Thursday, March 24th 2005, 3:32pm

by texian00

Thanks, that makes sense.

Thursday, March 24th 2005, 11:33am

by HooKooDooKu

Again, don't overlap the zones. At the point of transition, you have a set of RB1800s that spray back towards the house (so that you get two RB1800's overlapping each other like you're supposed to). You also place a set of AG-5 at the transition point, but they don't spray toward the house.


Thursday, March 24th 2005, 10:32am

by texian00

I'm doing my layout with Autocad and I really do not know how to post the drawing on this website.
I have a water well and my design pressure is 47 pounds at 13 gpm.
Once I leave the immediate area around my house (where I want to use the RB 1800's) the area is just a big open yard (where I was planning on using the RB AG-5). Should I put my first RB AG-5 only 15 feet away from the last RB 1800? Surely you wouldn't want to use the RB 1800's over the entire area (about an acre).
Thanks for the reply!!

Wednesday, March 23rd 2005, 7:51am

by HooKooDooKu

The simple answer is since you shouldn't mix two different type sprinklers on the same zone, then I guess you also shouldn't overlap zones between different sprinkler heads.

Of course that's a simplistic answer that really only fits if the area you are trying to water is a simple shape.
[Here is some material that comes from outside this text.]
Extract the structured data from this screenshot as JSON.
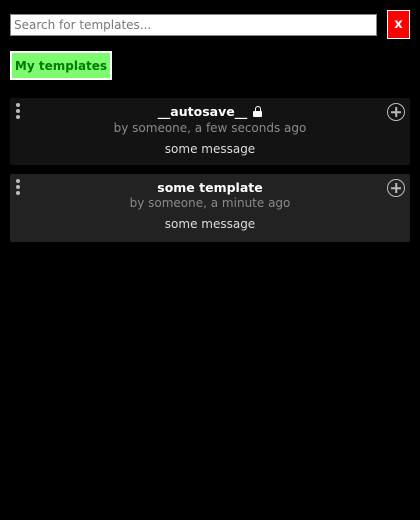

I had previously noticed the question but didn't answer it when I saw it because I felt this answer was overly simplistic. But without a scaled schematic of the area, I can't begin to suggest anything better.

When the "How-To" books show both rotors and spray heads used in the same yard, they always construct the samples such that the two different zones don't attempt to overlap.

Tuesday, March 22nd 2005, 4:31pm

by Wet_Boots

What type of water supply do you have? City water? How much water at what pressure? A lot of recommendations you might see will suggest head-to-head spacing, and that may seem excessive, but there is a point. Some curbs and driveways are Belgian block edged, and there is enough of a space between a sprinkler head and the stone, that it is the next head over that covers that space. And if you use a sloppy design, and try to run too many heads at one time, you'll be glad you used conservative spacing. The fact that you quote a spray distance of 37 feet (just try and get that in the daytime while the wind is blowing against you - think sod) for your sprinkler head choice suggests that some conservative thinking is in order.

Tuesday, March 22nd 2005, 4:16pm

by texian00

Is this such a dumb question as not to deserve an answer?

Thursday, March 3rd 2005, 9:23am

by texian00

Head to Head Spacing

I am a newbie. I am trying to design a sprinkler system for my rather large yard. (several acres) Around my house and curved sidewalks I am planning on installing pop-up spray heads (Rainbird 1804). Once I get into the large open areas I am thinking about using impact rotors such as RB AG-5. I know about head to head spacing and I know not to mix the two different type sprinklers on the same zone. What I need to know is when I transition from the 15' spray heads to the 37' impacts what type of spacing should I use?
Thanks for any and all help.